Problem to work on: Could you set down every record below exactly as it appears?

(Dataset entries)
#####
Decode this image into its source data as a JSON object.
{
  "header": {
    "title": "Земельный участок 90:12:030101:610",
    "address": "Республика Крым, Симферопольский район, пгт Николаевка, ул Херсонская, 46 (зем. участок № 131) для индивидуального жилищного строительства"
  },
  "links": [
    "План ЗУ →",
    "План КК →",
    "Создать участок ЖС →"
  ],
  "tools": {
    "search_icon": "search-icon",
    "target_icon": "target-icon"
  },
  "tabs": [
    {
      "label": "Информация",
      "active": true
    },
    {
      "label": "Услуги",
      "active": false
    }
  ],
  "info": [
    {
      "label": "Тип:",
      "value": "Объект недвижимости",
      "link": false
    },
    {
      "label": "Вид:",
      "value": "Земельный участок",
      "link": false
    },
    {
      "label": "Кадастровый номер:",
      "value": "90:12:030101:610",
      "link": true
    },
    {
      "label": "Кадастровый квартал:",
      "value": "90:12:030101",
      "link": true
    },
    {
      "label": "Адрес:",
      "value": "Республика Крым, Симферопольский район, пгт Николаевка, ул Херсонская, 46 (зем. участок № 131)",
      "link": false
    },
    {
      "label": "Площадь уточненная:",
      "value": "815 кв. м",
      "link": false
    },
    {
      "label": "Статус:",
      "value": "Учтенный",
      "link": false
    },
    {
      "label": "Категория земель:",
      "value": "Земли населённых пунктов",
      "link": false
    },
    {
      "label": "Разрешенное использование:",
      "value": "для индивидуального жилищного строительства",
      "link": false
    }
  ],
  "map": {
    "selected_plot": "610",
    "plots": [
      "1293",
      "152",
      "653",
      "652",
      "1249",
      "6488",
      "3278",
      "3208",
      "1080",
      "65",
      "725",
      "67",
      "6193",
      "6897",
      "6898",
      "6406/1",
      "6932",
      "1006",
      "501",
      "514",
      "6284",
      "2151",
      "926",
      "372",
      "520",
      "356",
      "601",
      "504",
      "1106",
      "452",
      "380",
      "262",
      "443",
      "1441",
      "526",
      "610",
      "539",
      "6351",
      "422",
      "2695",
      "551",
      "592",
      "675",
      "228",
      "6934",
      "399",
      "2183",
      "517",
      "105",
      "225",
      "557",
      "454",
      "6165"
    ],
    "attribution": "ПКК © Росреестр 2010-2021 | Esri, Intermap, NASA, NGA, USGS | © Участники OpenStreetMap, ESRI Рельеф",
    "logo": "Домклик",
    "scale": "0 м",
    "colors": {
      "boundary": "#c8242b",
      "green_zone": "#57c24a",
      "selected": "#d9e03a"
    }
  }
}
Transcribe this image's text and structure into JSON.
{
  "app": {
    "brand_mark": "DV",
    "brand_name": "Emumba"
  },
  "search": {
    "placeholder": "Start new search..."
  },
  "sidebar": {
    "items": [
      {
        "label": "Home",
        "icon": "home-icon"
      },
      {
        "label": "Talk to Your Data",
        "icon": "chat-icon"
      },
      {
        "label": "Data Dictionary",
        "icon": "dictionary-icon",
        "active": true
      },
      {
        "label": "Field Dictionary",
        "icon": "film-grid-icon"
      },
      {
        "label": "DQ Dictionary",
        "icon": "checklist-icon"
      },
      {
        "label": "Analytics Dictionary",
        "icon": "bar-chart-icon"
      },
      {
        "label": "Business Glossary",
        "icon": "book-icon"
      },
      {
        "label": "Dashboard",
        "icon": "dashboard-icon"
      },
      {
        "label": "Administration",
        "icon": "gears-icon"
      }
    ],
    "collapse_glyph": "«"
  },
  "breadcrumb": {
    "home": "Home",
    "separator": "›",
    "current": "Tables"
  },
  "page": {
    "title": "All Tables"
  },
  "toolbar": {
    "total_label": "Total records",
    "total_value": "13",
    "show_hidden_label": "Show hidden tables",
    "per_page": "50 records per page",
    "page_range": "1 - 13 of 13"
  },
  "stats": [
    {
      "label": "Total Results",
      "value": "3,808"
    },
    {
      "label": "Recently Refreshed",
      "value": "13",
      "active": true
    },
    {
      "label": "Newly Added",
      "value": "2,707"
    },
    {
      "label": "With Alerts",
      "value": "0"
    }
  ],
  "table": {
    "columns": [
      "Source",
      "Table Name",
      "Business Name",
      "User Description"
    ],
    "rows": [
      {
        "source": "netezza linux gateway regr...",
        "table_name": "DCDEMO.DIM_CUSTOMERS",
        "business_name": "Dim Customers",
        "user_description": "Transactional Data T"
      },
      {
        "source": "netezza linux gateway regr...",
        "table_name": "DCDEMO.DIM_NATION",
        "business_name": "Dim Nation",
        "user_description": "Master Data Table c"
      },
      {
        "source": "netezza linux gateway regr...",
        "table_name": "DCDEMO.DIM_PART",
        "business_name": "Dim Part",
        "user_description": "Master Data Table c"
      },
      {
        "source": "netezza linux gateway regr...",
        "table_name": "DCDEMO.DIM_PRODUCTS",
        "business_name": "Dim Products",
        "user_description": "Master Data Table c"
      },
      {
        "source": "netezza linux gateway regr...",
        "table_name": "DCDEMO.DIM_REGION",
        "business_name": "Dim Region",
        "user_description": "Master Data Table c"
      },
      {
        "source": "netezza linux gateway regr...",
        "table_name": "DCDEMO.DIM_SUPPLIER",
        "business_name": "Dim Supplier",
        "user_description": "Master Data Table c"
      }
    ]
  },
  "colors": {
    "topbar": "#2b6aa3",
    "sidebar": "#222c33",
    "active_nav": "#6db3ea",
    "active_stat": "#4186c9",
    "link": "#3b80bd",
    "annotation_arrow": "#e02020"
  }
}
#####
Answer to this exercise:
Decode this image into its source data as a JSON object.
{
  "header": {
    "title": "Земельный участок 90:12:030101:610",
    "address": "Республика Крым, Симферопольский район, пгт Николаевка, ул Херсонская, 46 (зем. участок № 131) для индивидуального жилищного строительства"
  },
  "links": [
    "План ЗУ →",
    "План КК →",
    "Создать участок ЖС →"
  ],
  "tools": {
    "search_icon": "search-icon",
    "target_icon": "target-icon"
  },
  "tabs": [
    {
      "label": "Информация",
      "active": true
    },
    {
      "label": "Услуги",
      "active": false
    }
  ],
  "info": [
    {
      "label": "Тип:",
      "value": "Объект недвижимости",
      "link": false
    },
    {
      "label": "Вид:",
      "value": "Земельный участок",
      "link": false
    },
    {
      "label": "Кадастровый номер:",
      "value": "90:12:030101:610",
      "link": true
    },
    {
      "label": "Кадастровый квартал:",
      "value": "90:12:030101",
      "link": true
    },
    {
      "label": "Адрес:",
      "value": "Республика Крым, Симферопольский район, пгт Николаевка, ул Херсонская, 46 (зем. участок № 131)",
      "link": false
    },
    {
      "label": "Площадь уточненная:",
      "value": "815 кв. м",
      "link": false
    },
    {
      "label": "Статус:",
      "value": "Учтенный",
      "link": false
    },
    {
      "label": "Категория земель:",
      "value": "Земли населённых пунктов",
      "link": false
    },
    {
      "label": "Разрешенное использование:",
      "value": "для индивидуального жилищного строительства",
      "link": false
    }
  ],
  "map": {
    "selected_plot": "610",
    "plots": [
      "1293",
      "152",
      "653",
      "652",
      "1249",
      "6488",
      "3278",
      "3208",
      "1080",
      "65",
      "725",
      "67",
      "6193",
      "6897",
      "6898",
      "6406/1",
      "6932",
      "1006",
      "501",
      "514",
      "6284",
      "2151",
      "926",
      "372",
      "520",
      "356",
      "601",
      "504",
      "1106",
      "452",
      "380",
      "262",
      "443",
      "1441",
      "526",
      "610",
      "539",
      "6351",
      "422",
      "2695",
      "551",
      "592",
      "675",
      "228",
      "6934",
      "399",
      "2183",
      "517",
      "105",
      "225",
      "557",
      "454",
      "6165"
    ],
    "attribution": "ПКК © Росреестр 2010-2021 | Esri, Intermap, NASA, NGA, USGS | © Участники OpenStreetMap, ESRI Рельеф",
    "logo": "Домклик",
    "scale": "0 м",
    "colors": {
      "boundary": "#c8242b",
      "green_zone": "#57c24a",
      "selected": "#d9e03a"
    }
  }
}
Transcribe this image's text and structure into JSON.
{
  "app": {
    "brand_mark": "DV",
    "brand_name": "Emumba"
  },
  "search": {
    "placeholder": "Start new search..."
  },
  "sidebar": {
    "items": [
      {
        "label": "Home",
        "icon": "home-icon"
      },
      {
        "label": "Talk to Your Data",
        "icon": "chat-icon"
      },
      {
        "label": "Data Dictionary",
        "icon": "dictionary-icon",
        "active": true
      },
      {
        "label": "Field Dictionary",
        "icon": "film-grid-icon"
      },
      {
        "label": "DQ Dictionary",
        "icon": "checklist-icon"
      },
      {
        "label": "Analytics Dictionary",
        "icon": "bar-chart-icon"
      },
      {
        "label": "Business Glossary",
        "icon": "book-icon"
      },
      {
        "label": "Dashboard",
        "icon": "dashboard-icon"
      },
      {
        "label": "Administration",
        "icon": "gears-icon"
      }
    ],
    "collapse_glyph": "«"
  },
  "breadcrumb": {
    "home": "Home",
    "separator": "›",
    "current": "Tables"
  },
  "page": {
    "title": "All Tables"
  },
  "toolbar": {
    "total_label": "Total records",
    "total_value": "13",
    "show_hidden_label": "Show hidden tables",
    "per_page": "50 records per page",
    "page_range": "1 - 13 of 13"
  },
  "stats": [
    {
      "label": "Total Results",
      "value": "3,808"
    },
    {
      "label": "Recently Refreshed",
      "value": "13",
      "active": true
    },
    {
      "label": "Newly Added",
      "value": "2,707"
    },
    {
      "label": "With Alerts",
      "value": "0"
    }
  ],
  "table": {
    "columns": [
      "Source",
      "Table Name",
      "Business Name",
      "User Description"
    ],
    "rows": [
      {
        "source": "netezza linux gateway regr...",
        "table_name": "DCDEMO.DIM_CUSTOMERS",
        "business_name": "Dim Customers",
        "user_description": "Transactional Data T"
      },
      {
        "source": "netezza linux gateway regr...",
        "table_name": "DCDEMO.DIM_NATION",
        "business_name": "Dim Nation",
        "user_description": "Master Data Table c"
      },
      {
        "source": "netezza linux gateway regr...",
        "table_name": "DCDEMO.DIM_PART",
        "business_name": "Dim Part",
        "user_description": "Master Data Table c"
      },
      {
        "source": "netezza linux gateway regr...",
        "table_name": "DCDEMO.DIM_PRODUCTS",
        "business_name": "Dim Products",
        "user_description": "Master Data Table c"
      },
      {
        "source": "netezza linux gateway regr...",
        "table_name": "DCDEMO.DIM_REGION",
        "business_name": "Dim Region",
        "user_description": "Master Data Table c"
      },
      {
        "source": "netezza linux gateway regr...",
        "table_name": "DCDEMO.DIM_SUPPLIER",
        "business_name": "Dim Supplier",
        "user_description": "Master Data Table c"
      }
    ]
  },
  "colors": {
    "topbar": "#2b6aa3",
    "sidebar": "#222c33",
    "active_nav": "#6db3ea",
    "active_stat": "#4186c9",
    "link": "#3b80bd",
    "annotation_arrow": "#e02020"
  }
}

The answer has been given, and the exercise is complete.